Hitomi’s mark stood for 11 years, until Christel Schultz of Germany soared past the 6-meter and 20-foot barriers, reaching 6.12/20-¾ in 1939. Another multi-talented athlete, Fanny Blankers-Koen of the Netherlands, snatched the record in 1943 with a leap measuring 6.25/20-6, giving her simultaneous world marks in the high jump and long jump.
Olympic Long Jump Glory
Blankers-Koen owned the world record for more than 11 years, then the mark was broken or tied five times between 1954-56. New Zealand’s Yvette Williams began the record-breaking parade by jumping 6.28/20-7 in 1954. Galina Vinogradova of the Soviet Union tied then broke the record in 1955, topping out at 6.31/20-8¼, before Poland’s Elzbieta Krzesinska twice leaped 6.35/20-10 in 1956, with the latter jump earning her a gold medal at the Melbourne Olympics.

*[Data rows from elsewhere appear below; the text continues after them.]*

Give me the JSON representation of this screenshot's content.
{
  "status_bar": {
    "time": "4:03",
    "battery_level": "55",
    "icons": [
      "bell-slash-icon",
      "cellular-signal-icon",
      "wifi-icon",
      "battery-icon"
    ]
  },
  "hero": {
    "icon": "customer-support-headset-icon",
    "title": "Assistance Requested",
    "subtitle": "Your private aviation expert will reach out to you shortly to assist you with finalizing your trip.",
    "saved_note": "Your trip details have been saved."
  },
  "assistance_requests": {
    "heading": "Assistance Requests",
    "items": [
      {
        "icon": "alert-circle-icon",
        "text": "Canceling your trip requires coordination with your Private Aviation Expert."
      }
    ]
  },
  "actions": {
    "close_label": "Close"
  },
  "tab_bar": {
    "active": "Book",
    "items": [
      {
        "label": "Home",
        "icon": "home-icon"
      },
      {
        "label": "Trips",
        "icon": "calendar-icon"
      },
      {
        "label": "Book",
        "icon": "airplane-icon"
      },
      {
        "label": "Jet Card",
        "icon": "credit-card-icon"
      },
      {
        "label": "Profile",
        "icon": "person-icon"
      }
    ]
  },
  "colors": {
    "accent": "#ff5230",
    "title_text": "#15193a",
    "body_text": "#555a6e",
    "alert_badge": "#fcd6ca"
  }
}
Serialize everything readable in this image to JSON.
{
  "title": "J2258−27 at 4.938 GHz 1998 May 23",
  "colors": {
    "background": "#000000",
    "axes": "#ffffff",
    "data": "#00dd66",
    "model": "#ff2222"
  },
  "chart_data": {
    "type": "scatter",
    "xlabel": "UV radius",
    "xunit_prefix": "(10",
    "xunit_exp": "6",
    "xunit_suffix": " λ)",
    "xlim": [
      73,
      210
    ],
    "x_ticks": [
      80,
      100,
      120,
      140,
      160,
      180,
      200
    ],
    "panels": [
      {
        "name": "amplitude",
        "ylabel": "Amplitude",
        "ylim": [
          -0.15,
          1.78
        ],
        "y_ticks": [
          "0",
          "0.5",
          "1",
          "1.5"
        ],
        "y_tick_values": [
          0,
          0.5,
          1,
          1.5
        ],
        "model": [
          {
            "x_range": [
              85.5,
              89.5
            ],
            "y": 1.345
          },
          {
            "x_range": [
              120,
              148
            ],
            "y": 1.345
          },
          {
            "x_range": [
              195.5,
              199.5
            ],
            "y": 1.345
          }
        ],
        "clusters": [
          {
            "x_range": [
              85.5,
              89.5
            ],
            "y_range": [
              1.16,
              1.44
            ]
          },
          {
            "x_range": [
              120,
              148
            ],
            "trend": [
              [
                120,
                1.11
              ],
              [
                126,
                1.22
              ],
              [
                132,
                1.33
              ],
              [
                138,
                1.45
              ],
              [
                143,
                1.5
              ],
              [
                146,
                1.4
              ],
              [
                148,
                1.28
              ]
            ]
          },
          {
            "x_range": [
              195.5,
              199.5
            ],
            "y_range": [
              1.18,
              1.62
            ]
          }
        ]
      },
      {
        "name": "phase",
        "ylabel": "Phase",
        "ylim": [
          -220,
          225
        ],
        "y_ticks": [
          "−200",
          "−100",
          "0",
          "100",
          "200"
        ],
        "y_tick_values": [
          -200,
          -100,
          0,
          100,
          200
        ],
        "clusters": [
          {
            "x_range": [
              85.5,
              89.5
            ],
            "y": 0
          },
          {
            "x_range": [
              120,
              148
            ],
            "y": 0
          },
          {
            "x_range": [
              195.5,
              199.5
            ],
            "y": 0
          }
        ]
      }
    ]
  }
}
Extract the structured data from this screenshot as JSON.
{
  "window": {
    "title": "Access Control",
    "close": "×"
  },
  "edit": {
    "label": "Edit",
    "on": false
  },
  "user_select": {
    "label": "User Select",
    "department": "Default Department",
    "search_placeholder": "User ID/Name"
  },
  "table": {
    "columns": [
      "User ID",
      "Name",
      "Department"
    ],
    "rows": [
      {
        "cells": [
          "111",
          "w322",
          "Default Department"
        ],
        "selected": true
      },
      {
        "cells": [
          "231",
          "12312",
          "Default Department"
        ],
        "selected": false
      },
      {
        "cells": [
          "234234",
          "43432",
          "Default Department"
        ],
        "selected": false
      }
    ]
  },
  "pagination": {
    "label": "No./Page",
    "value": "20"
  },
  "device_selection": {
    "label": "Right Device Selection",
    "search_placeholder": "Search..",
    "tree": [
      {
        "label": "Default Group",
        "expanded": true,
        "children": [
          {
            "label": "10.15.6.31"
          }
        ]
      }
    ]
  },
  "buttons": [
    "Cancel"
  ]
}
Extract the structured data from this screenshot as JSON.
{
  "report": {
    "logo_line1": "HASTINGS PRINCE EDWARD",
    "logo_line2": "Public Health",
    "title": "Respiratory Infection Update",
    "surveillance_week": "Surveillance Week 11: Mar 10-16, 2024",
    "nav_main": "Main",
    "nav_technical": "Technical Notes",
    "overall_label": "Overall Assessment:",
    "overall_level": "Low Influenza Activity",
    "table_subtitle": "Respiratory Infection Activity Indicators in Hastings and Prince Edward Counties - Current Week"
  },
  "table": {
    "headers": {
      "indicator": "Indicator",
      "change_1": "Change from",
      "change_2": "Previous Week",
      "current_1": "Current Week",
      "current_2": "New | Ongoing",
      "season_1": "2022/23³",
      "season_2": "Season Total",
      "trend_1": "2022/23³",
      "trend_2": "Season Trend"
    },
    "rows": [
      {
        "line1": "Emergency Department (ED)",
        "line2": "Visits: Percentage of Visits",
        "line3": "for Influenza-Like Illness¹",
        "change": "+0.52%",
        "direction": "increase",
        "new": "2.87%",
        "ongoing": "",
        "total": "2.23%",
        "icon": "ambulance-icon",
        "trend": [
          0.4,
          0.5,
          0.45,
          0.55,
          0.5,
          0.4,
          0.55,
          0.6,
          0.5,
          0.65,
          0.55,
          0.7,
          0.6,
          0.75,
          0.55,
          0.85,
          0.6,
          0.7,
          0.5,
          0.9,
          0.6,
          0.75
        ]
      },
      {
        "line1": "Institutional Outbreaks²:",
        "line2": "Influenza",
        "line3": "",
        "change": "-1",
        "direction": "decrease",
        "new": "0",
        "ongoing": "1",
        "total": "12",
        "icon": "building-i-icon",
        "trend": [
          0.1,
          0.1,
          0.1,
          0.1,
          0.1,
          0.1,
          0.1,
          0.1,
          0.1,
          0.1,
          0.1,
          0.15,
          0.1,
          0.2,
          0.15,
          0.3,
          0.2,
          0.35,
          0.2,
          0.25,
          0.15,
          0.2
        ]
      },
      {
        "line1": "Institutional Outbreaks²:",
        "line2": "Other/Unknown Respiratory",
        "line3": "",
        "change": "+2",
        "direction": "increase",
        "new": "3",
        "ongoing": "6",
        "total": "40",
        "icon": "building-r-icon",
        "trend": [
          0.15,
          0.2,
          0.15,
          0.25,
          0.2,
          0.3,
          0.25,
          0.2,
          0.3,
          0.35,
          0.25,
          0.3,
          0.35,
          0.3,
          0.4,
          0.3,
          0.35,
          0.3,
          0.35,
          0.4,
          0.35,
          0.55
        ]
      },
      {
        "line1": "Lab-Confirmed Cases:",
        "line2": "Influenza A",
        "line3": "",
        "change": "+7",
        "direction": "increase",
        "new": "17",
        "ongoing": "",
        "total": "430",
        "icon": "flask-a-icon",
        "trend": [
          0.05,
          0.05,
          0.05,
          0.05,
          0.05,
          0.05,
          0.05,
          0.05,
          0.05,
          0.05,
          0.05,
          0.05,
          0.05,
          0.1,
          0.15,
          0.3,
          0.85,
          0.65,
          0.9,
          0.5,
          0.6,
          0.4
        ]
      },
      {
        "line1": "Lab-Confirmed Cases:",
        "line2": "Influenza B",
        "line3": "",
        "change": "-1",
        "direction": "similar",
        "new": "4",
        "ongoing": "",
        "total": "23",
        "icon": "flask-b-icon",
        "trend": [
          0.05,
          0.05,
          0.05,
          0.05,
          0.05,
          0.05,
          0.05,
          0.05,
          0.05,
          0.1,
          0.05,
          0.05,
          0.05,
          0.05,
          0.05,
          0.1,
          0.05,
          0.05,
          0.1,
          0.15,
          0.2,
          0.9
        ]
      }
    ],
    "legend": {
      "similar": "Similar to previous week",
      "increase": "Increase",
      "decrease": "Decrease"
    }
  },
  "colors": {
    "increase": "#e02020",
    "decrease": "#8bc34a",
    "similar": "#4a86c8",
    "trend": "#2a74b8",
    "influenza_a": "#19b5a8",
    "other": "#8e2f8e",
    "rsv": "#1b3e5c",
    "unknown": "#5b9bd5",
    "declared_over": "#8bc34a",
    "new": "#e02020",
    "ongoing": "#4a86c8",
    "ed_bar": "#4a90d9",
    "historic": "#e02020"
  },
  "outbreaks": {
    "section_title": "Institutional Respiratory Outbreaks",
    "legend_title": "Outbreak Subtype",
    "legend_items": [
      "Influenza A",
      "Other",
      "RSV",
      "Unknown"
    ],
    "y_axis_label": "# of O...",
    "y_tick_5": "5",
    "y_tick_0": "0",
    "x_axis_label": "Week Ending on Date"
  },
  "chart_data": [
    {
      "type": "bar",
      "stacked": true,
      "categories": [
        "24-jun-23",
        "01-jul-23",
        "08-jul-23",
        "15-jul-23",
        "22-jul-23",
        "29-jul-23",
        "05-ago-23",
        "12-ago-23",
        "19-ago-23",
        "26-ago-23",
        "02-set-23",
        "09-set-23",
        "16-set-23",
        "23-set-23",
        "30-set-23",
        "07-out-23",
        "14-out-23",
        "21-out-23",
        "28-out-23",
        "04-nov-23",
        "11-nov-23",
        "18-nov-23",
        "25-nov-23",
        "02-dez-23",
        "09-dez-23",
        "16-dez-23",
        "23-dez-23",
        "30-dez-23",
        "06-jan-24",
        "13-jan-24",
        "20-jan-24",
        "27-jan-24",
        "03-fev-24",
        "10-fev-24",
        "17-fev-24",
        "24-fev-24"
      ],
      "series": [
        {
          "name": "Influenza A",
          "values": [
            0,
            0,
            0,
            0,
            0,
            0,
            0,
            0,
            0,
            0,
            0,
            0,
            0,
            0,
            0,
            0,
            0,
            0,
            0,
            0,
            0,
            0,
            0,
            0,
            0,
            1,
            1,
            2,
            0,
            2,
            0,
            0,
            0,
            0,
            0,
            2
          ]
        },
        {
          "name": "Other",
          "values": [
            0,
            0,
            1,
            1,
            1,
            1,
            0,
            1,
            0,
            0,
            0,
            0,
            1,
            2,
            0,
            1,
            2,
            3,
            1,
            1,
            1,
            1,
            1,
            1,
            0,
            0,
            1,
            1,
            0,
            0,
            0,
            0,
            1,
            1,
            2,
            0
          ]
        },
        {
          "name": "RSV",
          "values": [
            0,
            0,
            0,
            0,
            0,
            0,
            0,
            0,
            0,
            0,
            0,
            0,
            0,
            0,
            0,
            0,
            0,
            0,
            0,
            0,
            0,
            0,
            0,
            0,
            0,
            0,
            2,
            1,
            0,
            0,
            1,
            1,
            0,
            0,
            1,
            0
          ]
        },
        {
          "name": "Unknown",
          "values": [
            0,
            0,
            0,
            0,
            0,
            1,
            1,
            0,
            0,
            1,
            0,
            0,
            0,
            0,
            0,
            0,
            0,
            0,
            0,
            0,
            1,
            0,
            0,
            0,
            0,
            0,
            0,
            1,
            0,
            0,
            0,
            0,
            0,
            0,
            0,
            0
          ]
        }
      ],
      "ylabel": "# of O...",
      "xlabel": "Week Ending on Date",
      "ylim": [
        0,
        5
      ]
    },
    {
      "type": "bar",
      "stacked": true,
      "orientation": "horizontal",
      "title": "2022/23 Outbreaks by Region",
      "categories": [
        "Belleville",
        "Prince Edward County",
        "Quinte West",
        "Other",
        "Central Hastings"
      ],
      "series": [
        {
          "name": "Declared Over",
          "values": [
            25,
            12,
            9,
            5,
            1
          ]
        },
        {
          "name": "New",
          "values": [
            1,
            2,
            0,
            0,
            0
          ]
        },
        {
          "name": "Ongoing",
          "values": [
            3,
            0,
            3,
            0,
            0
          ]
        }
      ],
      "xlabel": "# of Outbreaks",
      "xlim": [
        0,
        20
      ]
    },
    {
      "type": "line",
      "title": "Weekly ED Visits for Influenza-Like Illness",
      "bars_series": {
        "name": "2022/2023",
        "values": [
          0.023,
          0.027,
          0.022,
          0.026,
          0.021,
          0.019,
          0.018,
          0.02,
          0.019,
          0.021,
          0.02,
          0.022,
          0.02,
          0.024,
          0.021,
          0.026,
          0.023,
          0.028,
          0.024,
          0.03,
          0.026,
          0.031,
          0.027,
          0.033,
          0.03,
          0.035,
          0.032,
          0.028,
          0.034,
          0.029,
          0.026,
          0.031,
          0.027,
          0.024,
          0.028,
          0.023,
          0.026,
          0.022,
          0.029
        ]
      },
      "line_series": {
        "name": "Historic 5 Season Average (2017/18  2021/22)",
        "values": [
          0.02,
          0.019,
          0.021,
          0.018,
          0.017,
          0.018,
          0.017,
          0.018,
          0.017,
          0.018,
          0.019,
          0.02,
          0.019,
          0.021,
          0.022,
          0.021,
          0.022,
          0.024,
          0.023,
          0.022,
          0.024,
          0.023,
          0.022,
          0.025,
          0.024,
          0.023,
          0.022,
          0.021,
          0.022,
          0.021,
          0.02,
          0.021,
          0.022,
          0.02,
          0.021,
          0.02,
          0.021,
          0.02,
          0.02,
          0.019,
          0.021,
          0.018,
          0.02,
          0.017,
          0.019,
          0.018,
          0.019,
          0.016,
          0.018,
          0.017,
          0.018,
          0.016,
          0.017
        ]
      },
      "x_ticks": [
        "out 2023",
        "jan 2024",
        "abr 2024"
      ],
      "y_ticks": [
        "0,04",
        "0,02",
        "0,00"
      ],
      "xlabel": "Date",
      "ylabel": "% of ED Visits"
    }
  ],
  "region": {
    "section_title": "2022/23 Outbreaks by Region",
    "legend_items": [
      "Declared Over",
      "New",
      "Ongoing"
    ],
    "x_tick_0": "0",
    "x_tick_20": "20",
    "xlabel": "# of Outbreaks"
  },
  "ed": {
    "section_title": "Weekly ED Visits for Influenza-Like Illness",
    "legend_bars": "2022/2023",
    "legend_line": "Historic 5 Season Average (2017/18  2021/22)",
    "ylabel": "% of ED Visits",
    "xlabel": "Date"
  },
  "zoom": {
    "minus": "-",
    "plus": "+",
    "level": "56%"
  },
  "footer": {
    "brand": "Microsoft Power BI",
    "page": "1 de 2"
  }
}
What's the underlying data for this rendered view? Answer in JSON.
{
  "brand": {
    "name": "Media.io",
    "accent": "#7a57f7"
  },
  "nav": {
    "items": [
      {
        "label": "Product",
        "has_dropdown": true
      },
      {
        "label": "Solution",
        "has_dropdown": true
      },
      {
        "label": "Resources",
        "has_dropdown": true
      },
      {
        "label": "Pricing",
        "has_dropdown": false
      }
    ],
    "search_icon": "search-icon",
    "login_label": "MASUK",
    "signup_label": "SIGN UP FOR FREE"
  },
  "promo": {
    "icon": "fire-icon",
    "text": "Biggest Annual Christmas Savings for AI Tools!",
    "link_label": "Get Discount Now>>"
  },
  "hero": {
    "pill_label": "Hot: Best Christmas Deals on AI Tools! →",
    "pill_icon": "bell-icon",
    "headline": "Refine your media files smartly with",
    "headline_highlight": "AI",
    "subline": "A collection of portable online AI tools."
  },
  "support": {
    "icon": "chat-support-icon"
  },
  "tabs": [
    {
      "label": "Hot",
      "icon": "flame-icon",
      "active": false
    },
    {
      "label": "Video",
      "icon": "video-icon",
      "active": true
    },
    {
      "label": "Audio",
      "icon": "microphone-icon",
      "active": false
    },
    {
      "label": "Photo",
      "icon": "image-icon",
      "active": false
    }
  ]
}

The long jump mark fell six times between 1960-64. East Germany’s Hildrun Claus broke it twice, peaking at 6.42/21-¾ in 1961. Tatyana Shchelkanova of the Soviet Union dented the record books three times, first leaping 6.48/21-3 into a 1.5 mps wind just 23 days after Claus set her second mark, then topping out at 6.70/21-11¾ in July 1964. Great Britain’s Mary Rand then become the second woman to set a world record at the Olympics, passing the 22-foot mark and reaching 6.76/22-2 in Tokyo in 1964. Rand performed her winning jump on a wet track, with a 1.6 mps wind in her face, to become the first British woman to earn an Olympic track and field gold medal.
Four years to the day after Rand’s victory, Viorica Viscopoleanu of Romania broke the mark at altitude on her way to gold at the 1968 Olympics in Mexico City, leaping 6.82/22-4½. Her triumph began an era in which Romanian, German and Soviet athletes exchanged the record back and forth, with one brief exception.
Germans, Romanians, Soviets – and Jackie
West Germany’s Heide Rosendahl took the mark with a jump measuring 6.84/22-5¼ in 1970. She was succeeded by a pair of East Germans in 1976, as Angela Voigt leaped 6.92/22-8¼ on May 9, then Siegrun Siegl reached 6.99/22-11 on May 19. Lithuanian-born Vilma Bardauskiene, competing for the Soviet Union, cruised past the 7-meter mark and broke the record twice within 11 days in 1978, topping out at 7.09/23-3.
Anisoara Cusmir enjoyed the shortest reign as the long jump record-holder, leaping 7.15/23-5¼ in 1982, then seeing fellow Romanian Valy Ionescu jump 7.20/23-7¼ later the same day. Cusmir regained the record the next year, then improved it twice at the same meet, peaking at 7.43/24-4½. East Germany’s Heike Drechsler nudged the record up to 7.44 in 1985, then 7.45/24-5¼ twice in 1986. That proved a popular height as two more jumpers hit it during the next two years. Jackie Joyner-Kersee – the only American woman to hold the world long jump record – put her name in the books alongside Drechsler in 1987, then Galina Chistyakova of the Soviet Union equaled the mark in 1988, in a meet held in St. Petersburg, Russia. Later in the meet, however, the Ukrainian-born Chistyakova flew to a new record of 7.52/24-8.
Drechsler almost took the record back at altitude in Sestriere, Italy in 1992, leaping 7.63/25-¼. Unfortunately for Drechsler the wind meter read 2.1 mps, just above the 2-meter limit. As of 2013 Chistyakova remains the all-time high jump queen.